(Data records for software interfaces)
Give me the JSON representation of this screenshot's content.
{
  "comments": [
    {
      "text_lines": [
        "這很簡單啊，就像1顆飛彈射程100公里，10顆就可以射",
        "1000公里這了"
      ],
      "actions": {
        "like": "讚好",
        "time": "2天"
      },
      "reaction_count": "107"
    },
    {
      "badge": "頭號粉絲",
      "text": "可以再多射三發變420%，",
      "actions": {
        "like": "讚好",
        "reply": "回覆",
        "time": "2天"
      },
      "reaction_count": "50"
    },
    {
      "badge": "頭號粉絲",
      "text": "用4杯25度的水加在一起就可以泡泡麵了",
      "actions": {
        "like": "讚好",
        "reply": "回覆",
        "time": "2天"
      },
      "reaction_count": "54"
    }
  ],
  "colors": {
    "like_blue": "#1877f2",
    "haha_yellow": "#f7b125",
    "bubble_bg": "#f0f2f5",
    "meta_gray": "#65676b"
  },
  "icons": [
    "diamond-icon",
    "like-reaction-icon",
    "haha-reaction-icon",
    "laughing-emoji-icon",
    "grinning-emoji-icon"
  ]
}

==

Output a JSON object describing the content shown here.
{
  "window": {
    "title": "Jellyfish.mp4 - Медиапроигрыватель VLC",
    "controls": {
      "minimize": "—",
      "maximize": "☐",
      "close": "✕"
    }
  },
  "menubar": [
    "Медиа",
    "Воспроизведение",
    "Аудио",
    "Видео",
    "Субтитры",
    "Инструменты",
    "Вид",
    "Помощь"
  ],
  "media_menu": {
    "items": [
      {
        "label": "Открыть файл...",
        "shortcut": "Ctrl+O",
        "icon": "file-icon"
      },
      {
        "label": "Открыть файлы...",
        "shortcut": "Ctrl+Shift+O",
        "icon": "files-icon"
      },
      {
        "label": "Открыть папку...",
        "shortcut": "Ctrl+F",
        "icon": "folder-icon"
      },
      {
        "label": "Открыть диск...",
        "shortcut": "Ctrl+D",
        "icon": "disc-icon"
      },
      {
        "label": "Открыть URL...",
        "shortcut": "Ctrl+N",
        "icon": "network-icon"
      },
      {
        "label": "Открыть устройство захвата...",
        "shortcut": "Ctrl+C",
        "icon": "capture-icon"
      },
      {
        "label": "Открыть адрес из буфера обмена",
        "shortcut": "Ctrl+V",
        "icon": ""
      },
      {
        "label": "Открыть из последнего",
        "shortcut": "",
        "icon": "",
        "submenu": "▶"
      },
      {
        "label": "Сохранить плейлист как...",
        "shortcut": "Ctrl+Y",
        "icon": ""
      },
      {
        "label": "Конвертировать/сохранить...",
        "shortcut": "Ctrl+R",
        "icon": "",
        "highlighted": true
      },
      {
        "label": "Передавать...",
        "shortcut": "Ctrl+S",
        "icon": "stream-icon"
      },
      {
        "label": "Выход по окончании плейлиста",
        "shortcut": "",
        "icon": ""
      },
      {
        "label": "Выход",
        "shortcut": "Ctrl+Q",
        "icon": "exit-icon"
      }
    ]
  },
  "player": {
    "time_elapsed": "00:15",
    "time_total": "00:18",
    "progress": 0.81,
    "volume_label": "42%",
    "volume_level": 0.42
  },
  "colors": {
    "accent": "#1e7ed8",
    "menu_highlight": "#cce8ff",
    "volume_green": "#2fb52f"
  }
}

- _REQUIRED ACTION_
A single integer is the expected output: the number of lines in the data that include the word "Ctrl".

- _SOLUTION TO THE EXERCISE_
11